■ Source material:

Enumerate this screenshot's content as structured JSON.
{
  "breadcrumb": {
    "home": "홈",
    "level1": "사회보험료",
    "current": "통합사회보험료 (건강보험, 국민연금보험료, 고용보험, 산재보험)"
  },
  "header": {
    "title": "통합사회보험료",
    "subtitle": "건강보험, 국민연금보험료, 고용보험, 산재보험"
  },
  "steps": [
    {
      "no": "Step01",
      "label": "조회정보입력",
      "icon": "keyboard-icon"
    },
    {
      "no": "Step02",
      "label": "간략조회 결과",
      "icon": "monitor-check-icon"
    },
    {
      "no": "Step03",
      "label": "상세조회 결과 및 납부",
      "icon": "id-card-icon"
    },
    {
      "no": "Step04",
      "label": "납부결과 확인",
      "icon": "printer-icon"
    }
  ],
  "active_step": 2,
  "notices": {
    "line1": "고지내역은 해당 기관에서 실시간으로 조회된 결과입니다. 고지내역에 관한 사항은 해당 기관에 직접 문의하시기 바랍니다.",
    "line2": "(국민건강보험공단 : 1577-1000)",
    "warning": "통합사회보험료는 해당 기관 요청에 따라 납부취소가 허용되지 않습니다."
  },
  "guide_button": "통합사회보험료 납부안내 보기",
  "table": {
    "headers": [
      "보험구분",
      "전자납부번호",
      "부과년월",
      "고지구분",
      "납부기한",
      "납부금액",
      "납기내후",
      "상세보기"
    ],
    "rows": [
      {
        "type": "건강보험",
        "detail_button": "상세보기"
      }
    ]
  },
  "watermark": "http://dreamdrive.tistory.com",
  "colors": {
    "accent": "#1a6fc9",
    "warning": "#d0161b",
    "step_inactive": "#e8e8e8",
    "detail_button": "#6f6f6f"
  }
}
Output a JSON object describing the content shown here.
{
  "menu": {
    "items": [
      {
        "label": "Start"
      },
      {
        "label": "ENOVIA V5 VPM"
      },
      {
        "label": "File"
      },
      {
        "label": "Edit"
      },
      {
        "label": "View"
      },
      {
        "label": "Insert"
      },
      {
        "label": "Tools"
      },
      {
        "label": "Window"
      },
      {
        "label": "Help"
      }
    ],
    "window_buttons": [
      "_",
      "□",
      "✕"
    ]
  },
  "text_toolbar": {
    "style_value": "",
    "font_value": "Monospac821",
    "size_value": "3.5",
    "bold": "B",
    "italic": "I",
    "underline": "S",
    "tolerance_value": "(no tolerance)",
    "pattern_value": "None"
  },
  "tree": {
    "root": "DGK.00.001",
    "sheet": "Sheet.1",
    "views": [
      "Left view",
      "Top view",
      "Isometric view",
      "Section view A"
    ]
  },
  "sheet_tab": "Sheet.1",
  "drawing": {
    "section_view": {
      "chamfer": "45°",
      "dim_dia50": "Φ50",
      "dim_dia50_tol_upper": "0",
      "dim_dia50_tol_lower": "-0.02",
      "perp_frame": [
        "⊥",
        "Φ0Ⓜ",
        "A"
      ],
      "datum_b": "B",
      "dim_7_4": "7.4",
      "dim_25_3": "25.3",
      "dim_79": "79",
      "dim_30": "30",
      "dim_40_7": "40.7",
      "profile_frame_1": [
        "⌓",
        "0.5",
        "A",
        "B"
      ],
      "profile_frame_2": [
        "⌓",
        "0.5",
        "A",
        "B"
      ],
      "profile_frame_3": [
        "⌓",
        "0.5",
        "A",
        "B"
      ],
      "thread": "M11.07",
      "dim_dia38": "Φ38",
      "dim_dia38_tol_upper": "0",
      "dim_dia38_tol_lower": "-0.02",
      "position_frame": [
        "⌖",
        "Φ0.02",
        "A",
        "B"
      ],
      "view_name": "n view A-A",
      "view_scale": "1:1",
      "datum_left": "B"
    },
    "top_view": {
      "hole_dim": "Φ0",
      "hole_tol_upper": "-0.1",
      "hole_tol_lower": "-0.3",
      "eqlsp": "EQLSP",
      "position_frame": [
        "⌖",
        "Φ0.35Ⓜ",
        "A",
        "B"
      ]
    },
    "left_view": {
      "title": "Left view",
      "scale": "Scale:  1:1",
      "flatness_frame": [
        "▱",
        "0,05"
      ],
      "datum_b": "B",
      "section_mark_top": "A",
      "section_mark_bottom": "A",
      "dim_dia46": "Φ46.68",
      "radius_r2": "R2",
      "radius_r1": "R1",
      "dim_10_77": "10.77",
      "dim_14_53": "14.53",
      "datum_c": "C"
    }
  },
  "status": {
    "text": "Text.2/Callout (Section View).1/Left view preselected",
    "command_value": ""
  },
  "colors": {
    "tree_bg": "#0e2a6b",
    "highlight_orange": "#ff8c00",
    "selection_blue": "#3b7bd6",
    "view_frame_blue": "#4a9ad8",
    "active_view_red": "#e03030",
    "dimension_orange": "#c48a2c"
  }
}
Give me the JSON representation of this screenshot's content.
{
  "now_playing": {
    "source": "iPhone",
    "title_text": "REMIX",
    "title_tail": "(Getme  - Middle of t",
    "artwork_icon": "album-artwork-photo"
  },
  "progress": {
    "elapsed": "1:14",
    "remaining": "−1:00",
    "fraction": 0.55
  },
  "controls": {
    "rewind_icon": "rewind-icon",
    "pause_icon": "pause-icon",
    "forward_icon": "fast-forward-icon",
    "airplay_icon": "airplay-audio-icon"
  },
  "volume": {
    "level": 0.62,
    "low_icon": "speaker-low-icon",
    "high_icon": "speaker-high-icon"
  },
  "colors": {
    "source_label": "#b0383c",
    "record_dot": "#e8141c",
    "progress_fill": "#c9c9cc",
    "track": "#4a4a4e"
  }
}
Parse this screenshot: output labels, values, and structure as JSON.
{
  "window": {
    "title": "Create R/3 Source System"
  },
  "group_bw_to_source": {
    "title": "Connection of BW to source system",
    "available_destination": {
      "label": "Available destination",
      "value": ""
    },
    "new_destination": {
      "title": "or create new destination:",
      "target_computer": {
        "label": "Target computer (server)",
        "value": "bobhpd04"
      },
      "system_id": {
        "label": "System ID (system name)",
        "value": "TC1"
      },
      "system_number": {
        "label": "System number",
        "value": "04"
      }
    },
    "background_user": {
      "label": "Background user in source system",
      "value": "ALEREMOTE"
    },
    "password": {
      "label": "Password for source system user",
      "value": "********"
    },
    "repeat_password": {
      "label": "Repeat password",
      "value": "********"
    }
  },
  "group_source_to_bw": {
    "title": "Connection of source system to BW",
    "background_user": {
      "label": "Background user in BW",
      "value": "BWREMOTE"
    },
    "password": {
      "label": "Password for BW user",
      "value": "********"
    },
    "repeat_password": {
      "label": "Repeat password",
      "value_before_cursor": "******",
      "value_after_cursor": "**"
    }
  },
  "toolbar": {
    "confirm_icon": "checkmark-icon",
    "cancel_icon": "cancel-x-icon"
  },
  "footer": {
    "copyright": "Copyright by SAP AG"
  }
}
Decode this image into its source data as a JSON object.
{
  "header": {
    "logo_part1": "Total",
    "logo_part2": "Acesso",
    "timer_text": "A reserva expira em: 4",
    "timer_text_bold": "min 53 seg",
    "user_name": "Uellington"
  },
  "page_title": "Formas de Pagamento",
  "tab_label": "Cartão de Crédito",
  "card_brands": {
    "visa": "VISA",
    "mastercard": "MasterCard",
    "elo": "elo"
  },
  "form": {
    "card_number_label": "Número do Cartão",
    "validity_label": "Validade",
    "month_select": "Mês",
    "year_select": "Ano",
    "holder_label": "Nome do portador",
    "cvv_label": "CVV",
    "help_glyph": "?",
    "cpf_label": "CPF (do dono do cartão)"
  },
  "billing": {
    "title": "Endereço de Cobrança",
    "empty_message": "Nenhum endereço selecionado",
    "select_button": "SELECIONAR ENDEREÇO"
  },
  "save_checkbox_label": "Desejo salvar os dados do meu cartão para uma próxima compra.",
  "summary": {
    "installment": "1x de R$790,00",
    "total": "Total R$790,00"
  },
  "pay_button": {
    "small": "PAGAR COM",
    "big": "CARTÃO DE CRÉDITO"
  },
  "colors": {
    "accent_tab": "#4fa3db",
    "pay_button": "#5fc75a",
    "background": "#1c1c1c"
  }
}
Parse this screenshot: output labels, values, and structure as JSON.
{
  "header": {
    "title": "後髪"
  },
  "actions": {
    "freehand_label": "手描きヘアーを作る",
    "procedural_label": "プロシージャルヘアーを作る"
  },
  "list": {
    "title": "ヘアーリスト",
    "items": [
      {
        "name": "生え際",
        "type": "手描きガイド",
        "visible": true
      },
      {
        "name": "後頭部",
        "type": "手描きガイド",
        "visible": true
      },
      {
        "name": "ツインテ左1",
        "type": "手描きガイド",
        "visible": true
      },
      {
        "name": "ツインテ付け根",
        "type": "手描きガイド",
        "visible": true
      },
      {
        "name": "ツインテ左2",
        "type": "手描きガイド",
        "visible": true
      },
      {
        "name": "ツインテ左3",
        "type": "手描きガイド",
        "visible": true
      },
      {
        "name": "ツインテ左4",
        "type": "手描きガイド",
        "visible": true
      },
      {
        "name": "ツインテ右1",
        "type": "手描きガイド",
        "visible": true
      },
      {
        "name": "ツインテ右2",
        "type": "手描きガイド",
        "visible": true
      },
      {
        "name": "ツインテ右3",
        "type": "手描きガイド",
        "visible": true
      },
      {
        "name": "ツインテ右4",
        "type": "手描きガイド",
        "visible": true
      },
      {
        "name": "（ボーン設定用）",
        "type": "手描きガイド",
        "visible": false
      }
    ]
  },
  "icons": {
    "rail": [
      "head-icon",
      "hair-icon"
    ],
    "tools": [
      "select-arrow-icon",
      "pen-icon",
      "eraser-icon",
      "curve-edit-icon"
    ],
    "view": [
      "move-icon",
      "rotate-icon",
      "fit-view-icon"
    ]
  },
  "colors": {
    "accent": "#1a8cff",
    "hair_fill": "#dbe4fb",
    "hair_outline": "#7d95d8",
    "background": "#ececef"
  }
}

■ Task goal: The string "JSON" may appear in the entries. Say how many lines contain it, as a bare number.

■ Expected answer: 6